§ **What you are asked to do**:
Every line containing the word "icon" must be pulled from the records.

++++++++++++++++++++

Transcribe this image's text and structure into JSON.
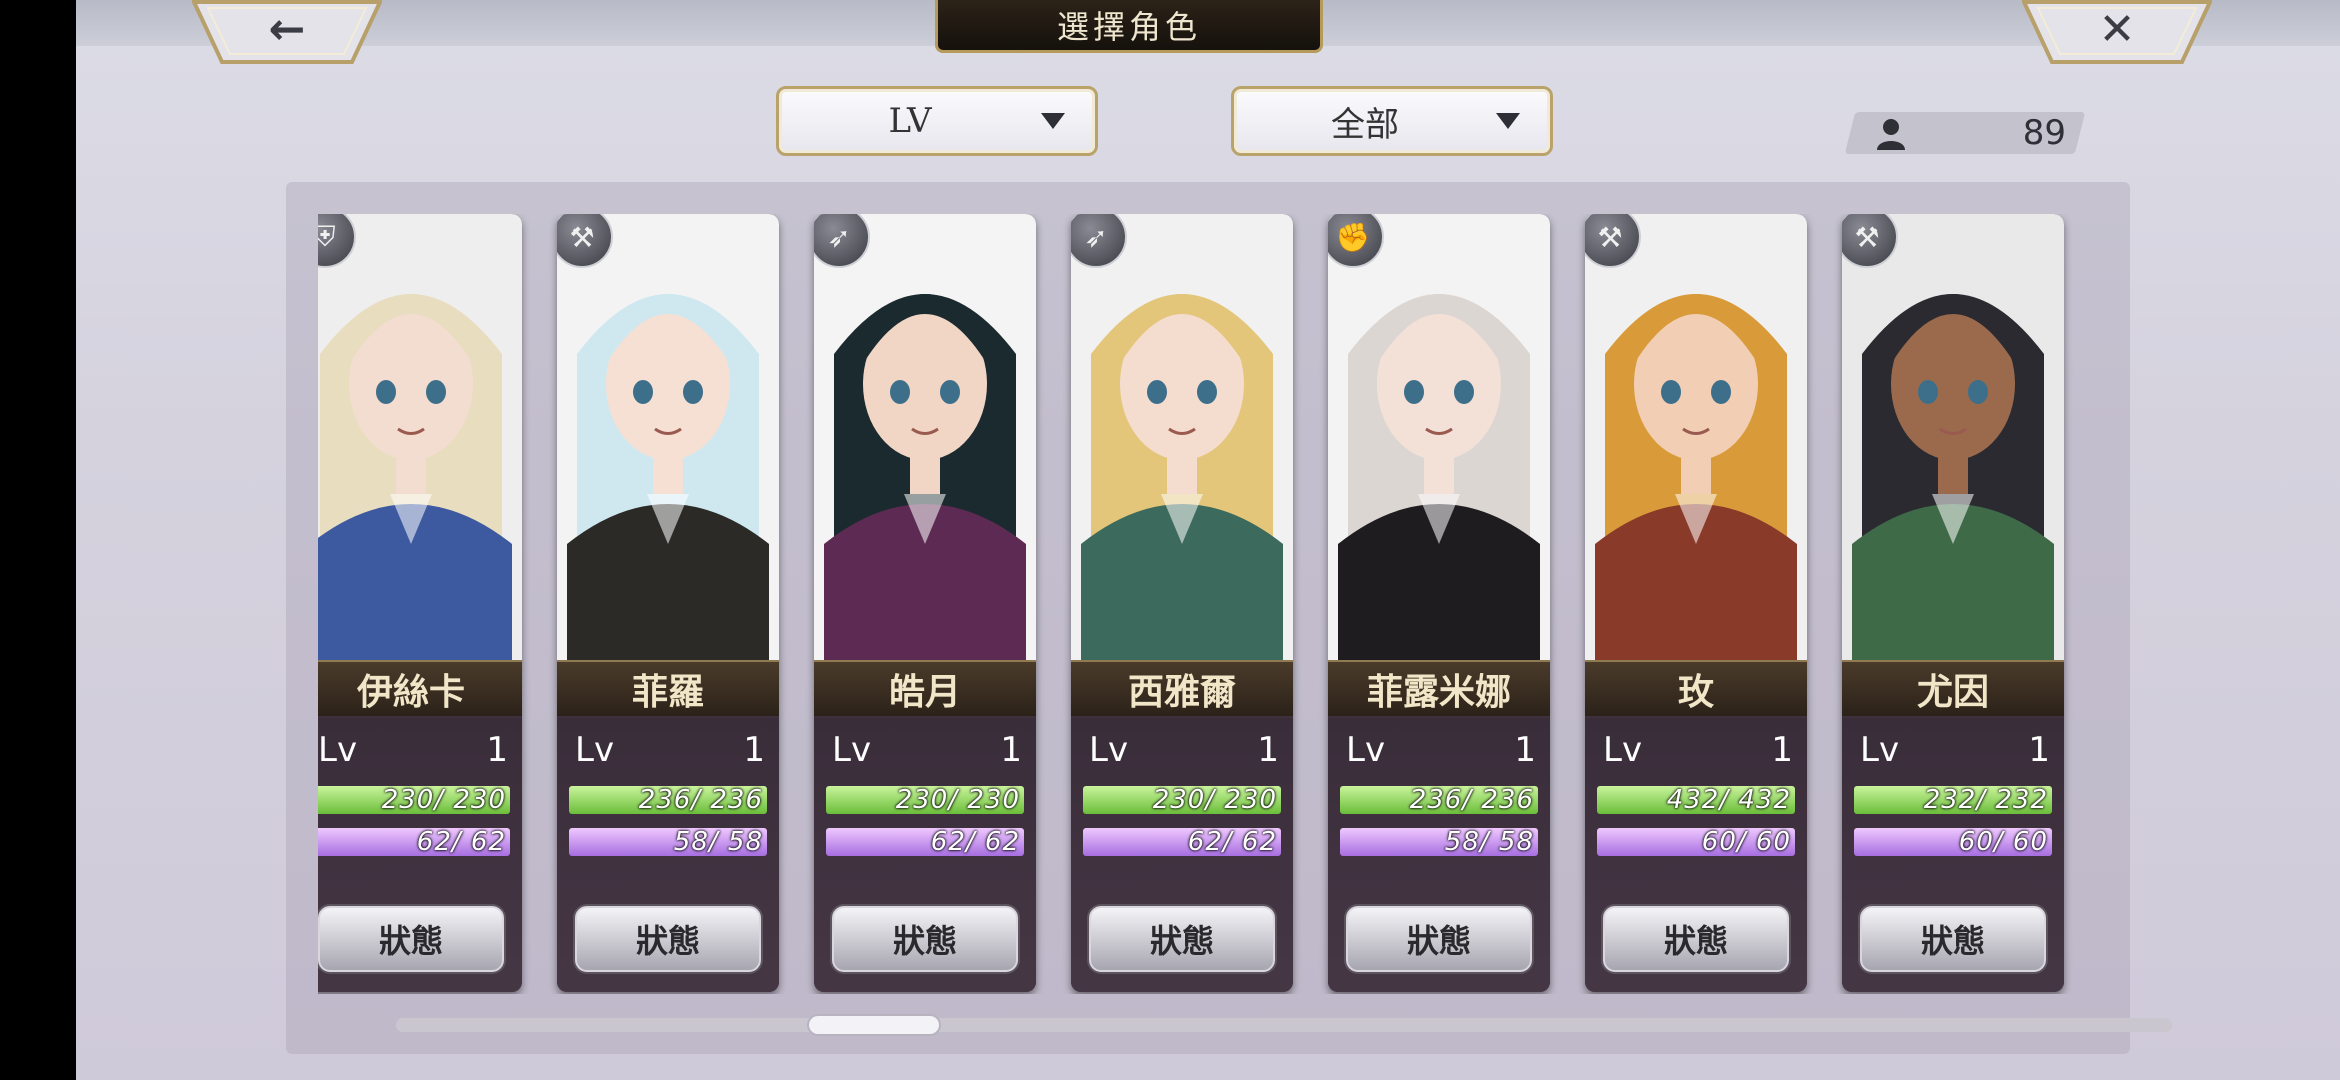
{
  "screen": {
    "title": "選擇角色",
    "back_icon": "arrow-left-icon",
    "close_icon": "close-icon"
  },
  "filters": {
    "sort_label": "LV",
    "category_label": "全部"
  },
  "roster": {
    "count_icon": "person-icon",
    "count": "89"
  },
  "characters": [
    {
      "name": "伊絲卡",
      "lv_label": "Lv",
      "level": "1",
      "hp_text": "230/ 230",
      "mp_text": "62/ 62",
      "hp_ratio": 1,
      "mp_ratio": 1,
      "button": "狀態",
      "weapon_icon": "shield-icon",
      "hair": "#e8ddbf",
      "skin": "#f3ddd0",
      "cloth": "#3d5aa0",
      "bg": "#eeeeee"
    },
    {
      "name": "菲羅",
      "lv_label": "Lv",
      "level": "1",
      "hp_text": "236/ 236",
      "mp_text": "58/ 58",
      "hp_ratio": 1,
      "mp_ratio": 1,
      "button": "狀態",
      "weapon_icon": "axe-icon",
      "hair": "#cfe8ef",
      "skin": "#f6e0d4",
      "cloth": "#2b2a26",
      "bg": "#f3f3f3"
    },
    {
      "name": "皓月",
      "lv_label": "Lv",
      "level": "1",
      "hp_text": "230/ 230",
      "mp_text": "62/ 62",
      "hp_ratio": 1,
      "mp_ratio": 1,
      "button": "狀態",
      "weapon_icon": "bow-icon",
      "hair": "#1b2a2e",
      "skin": "#f1d6c6",
      "cloth": "#5c2a52",
      "bg": "#f4f4f4"
    },
    {
      "name": "西雅爾",
      "lv_label": "Lv",
      "level": "1",
      "hp_text": "230/ 230",
      "mp_text": "62/ 62",
      "hp_ratio": 1,
      "mp_ratio": 1,
      "button": "狀態",
      "weapon_icon": "bow-icon",
      "hair": "#e3c67a",
      "skin": "#f4ddcf",
      "cloth": "#3c6a5c",
      "bg": "#f1f1f1"
    },
    {
      "name": "菲露米娜",
      "lv_label": "Lv",
      "level": "1",
      "hp_text": "236/ 236",
      "mp_text": "58/ 58",
      "hp_ratio": 1,
      "mp_ratio": 1,
      "button": "狀態",
      "weapon_icon": "gauntlet-icon",
      "hair": "#dcd6d2",
      "skin": "#f3e1d8",
      "cloth": "#1f1c1f",
      "bg": "#f3f3f3"
    },
    {
      "name": "玫",
      "lv_label": "Lv",
      "level": "1",
      "hp_text": "432/ 432",
      "mp_text": "60/ 60",
      "hp_ratio": 1,
      "mp_ratio": 1,
      "button": "狀態",
      "weapon_icon": "hammer-icon",
      "hair": "#d99b3a",
      "skin": "#f2cfb4",
      "cloth": "#8a3a28",
      "bg": "#f0f0f0"
    },
    {
      "name": "尤因",
      "lv_label": "Lv",
      "level": "1",
      "hp_text": "232/ 232",
      "mp_text": "60/ 60",
      "hp_ratio": 1,
      "mp_ratio": 1,
      "button": "狀態",
      "weapon_icon": "hammer-icon",
      "hair": "#2a2a30",
      "skin": "#9b6a4c",
      "cloth": "#3f6a48",
      "bg": "#e9e9e9"
    }
  ],
  "scroll": {
    "position": 0.25
  }
}
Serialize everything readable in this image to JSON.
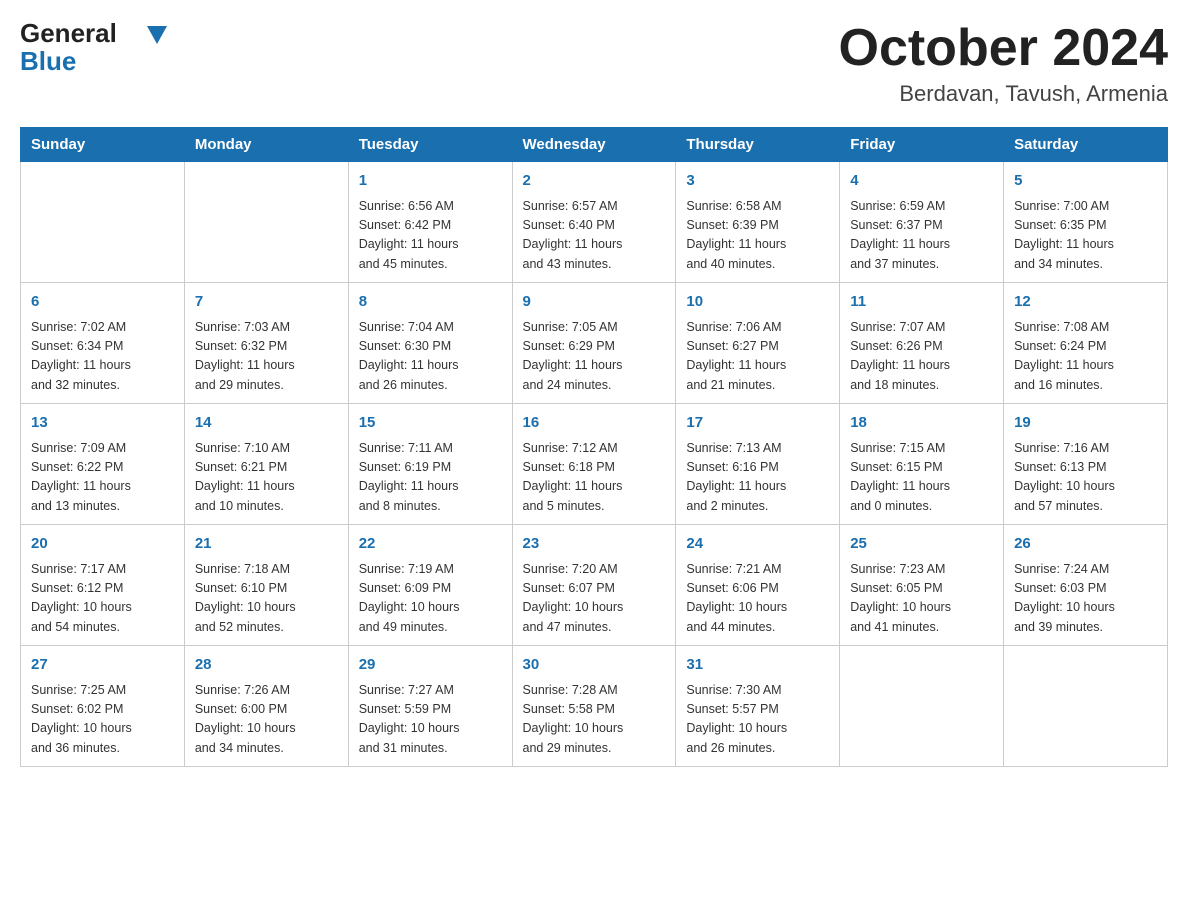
{
  "header": {
    "logo_line1": "General",
    "logo_line2": "Blue",
    "month_title": "October 2024",
    "location": "Berdavan, Tavush, Armenia"
  },
  "weekdays": [
    "Sunday",
    "Monday",
    "Tuesday",
    "Wednesday",
    "Thursday",
    "Friday",
    "Saturday"
  ],
  "weeks": [
    [
      {
        "day": "",
        "info": ""
      },
      {
        "day": "",
        "info": ""
      },
      {
        "day": "1",
        "info": "Sunrise: 6:56 AM\nSunset: 6:42 PM\nDaylight: 11 hours\nand 45 minutes."
      },
      {
        "day": "2",
        "info": "Sunrise: 6:57 AM\nSunset: 6:40 PM\nDaylight: 11 hours\nand 43 minutes."
      },
      {
        "day": "3",
        "info": "Sunrise: 6:58 AM\nSunset: 6:39 PM\nDaylight: 11 hours\nand 40 minutes."
      },
      {
        "day": "4",
        "info": "Sunrise: 6:59 AM\nSunset: 6:37 PM\nDaylight: 11 hours\nand 37 minutes."
      },
      {
        "day": "5",
        "info": "Sunrise: 7:00 AM\nSunset: 6:35 PM\nDaylight: 11 hours\nand 34 minutes."
      }
    ],
    [
      {
        "day": "6",
        "info": "Sunrise: 7:02 AM\nSunset: 6:34 PM\nDaylight: 11 hours\nand 32 minutes."
      },
      {
        "day": "7",
        "info": "Sunrise: 7:03 AM\nSunset: 6:32 PM\nDaylight: 11 hours\nand 29 minutes."
      },
      {
        "day": "8",
        "info": "Sunrise: 7:04 AM\nSunset: 6:30 PM\nDaylight: 11 hours\nand 26 minutes."
      },
      {
        "day": "9",
        "info": "Sunrise: 7:05 AM\nSunset: 6:29 PM\nDaylight: 11 hours\nand 24 minutes."
      },
      {
        "day": "10",
        "info": "Sunrise: 7:06 AM\nSunset: 6:27 PM\nDaylight: 11 hours\nand 21 minutes."
      },
      {
        "day": "11",
        "info": "Sunrise: 7:07 AM\nSunset: 6:26 PM\nDaylight: 11 hours\nand 18 minutes."
      },
      {
        "day": "12",
        "info": "Sunrise: 7:08 AM\nSunset: 6:24 PM\nDaylight: 11 hours\nand 16 minutes."
      }
    ],
    [
      {
        "day": "13",
        "info": "Sunrise: 7:09 AM\nSunset: 6:22 PM\nDaylight: 11 hours\nand 13 minutes."
      },
      {
        "day": "14",
        "info": "Sunrise: 7:10 AM\nSunset: 6:21 PM\nDaylight: 11 hours\nand 10 minutes."
      },
      {
        "day": "15",
        "info": "Sunrise: 7:11 AM\nSunset: 6:19 PM\nDaylight: 11 hours\nand 8 minutes."
      },
      {
        "day": "16",
        "info": "Sunrise: 7:12 AM\nSunset: 6:18 PM\nDaylight: 11 hours\nand 5 minutes."
      },
      {
        "day": "17",
        "info": "Sunrise: 7:13 AM\nSunset: 6:16 PM\nDaylight: 11 hours\nand 2 minutes."
      },
      {
        "day": "18",
        "info": "Sunrise: 7:15 AM\nSunset: 6:15 PM\nDaylight: 11 hours\nand 0 minutes."
      },
      {
        "day": "19",
        "info": "Sunrise: 7:16 AM\nSunset: 6:13 PM\nDaylight: 10 hours\nand 57 minutes."
      }
    ],
    [
      {
        "day": "20",
        "info": "Sunrise: 7:17 AM\nSunset: 6:12 PM\nDaylight: 10 hours\nand 54 minutes."
      },
      {
        "day": "21",
        "info": "Sunrise: 7:18 AM\nSunset: 6:10 PM\nDaylight: 10 hours\nand 52 minutes."
      },
      {
        "day": "22",
        "info": "Sunrise: 7:19 AM\nSunset: 6:09 PM\nDaylight: 10 hours\nand 49 minutes."
      },
      {
        "day": "23",
        "info": "Sunrise: 7:20 AM\nSunset: 6:07 PM\nDaylight: 10 hours\nand 47 minutes."
      },
      {
        "day": "24",
        "info": "Sunrise: 7:21 AM\nSunset: 6:06 PM\nDaylight: 10 hours\nand 44 minutes."
      },
      {
        "day": "25",
        "info": "Sunrise: 7:23 AM\nSunset: 6:05 PM\nDaylight: 10 hours\nand 41 minutes."
      },
      {
        "day": "26",
        "info": "Sunrise: 7:24 AM\nSunset: 6:03 PM\nDaylight: 10 hours\nand 39 minutes."
      }
    ],
    [
      {
        "day": "27",
        "info": "Sunrise: 7:25 AM\nSunset: 6:02 PM\nDaylight: 10 hours\nand 36 minutes."
      },
      {
        "day": "28",
        "info": "Sunrise: 7:26 AM\nSunset: 6:00 PM\nDaylight: 10 hours\nand 34 minutes."
      },
      {
        "day": "29",
        "info": "Sunrise: 7:27 AM\nSunset: 5:59 PM\nDaylight: 10 hours\nand 31 minutes."
      },
      {
        "day": "30",
        "info": "Sunrise: 7:28 AM\nSunset: 5:58 PM\nDaylight: 10 hours\nand 29 minutes."
      },
      {
        "day": "31",
        "info": "Sunrise: 7:30 AM\nSunset: 5:57 PM\nDaylight: 10 hours\nand 26 minutes."
      },
      {
        "day": "",
        "info": ""
      },
      {
        "day": "",
        "info": ""
      }
    ]
  ]
}
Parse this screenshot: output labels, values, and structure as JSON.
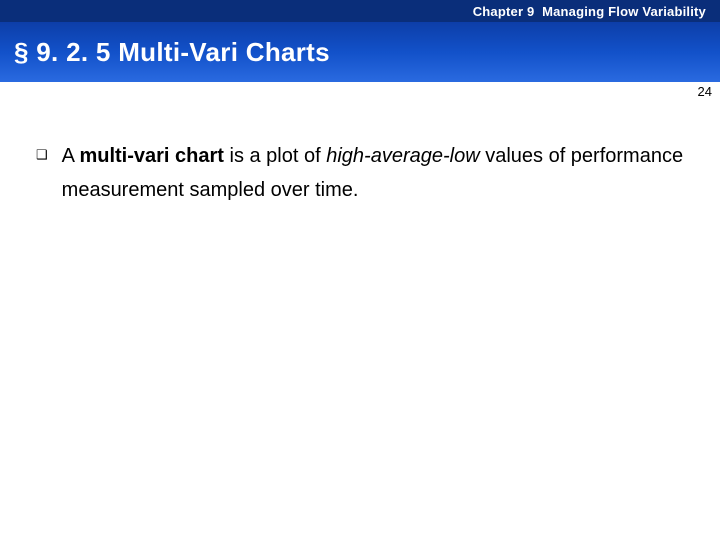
{
  "header": {
    "chapter_label": "Chapter 9",
    "chapter_title": "Managing Flow Variability"
  },
  "title": {
    "section_marker": "§ 9. 2. 5",
    "section_title": "Multi-Vari Charts"
  },
  "page_number": "24",
  "body": {
    "bullet_marker": "❑",
    "bullet_parts": {
      "t1": "A ",
      "strong": "multi-vari chart",
      "t2": " is a plot of ",
      "em": "high-average-low",
      "t3": " values of performance measurement sampled over time."
    }
  }
}
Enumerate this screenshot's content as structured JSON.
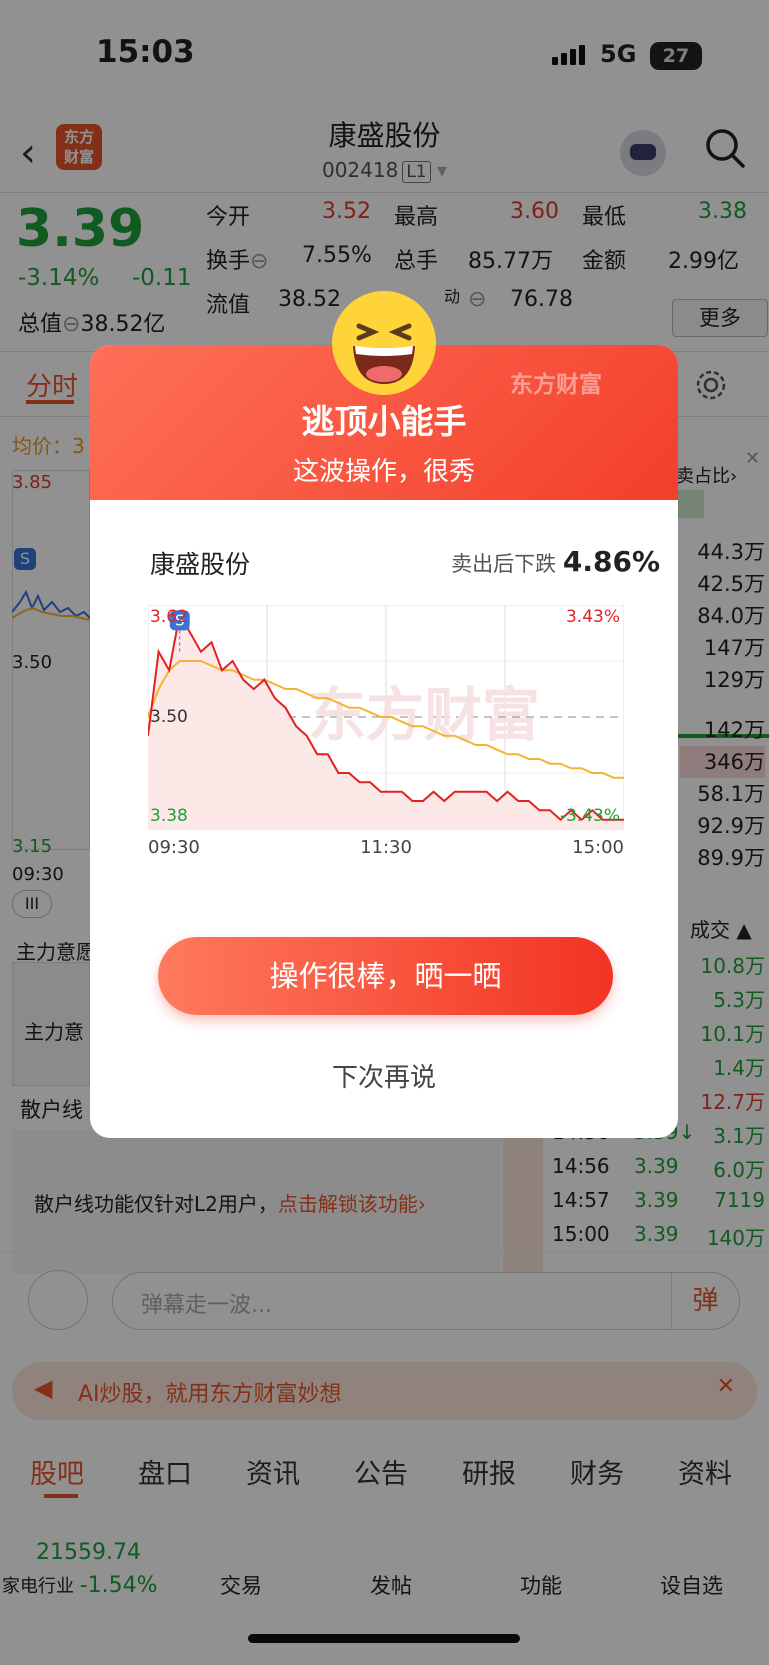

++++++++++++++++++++

§ **Exercise answer**:
    "back_icon": "arrow-left-icon",
    "close_icon": "close-icon"
    "count_icon": "person-icon",
      "weapon_icon": "shield-icon",
      "weapon_icon": "axe-icon",
      "weapon_icon": "bow-icon",
      "weapon_icon": "bow-icon",
      "weapon_icon": "gauntlet-icon",
      "weapon_icon": "hammer-icon",
      "weapon_icon": "hammer-icon",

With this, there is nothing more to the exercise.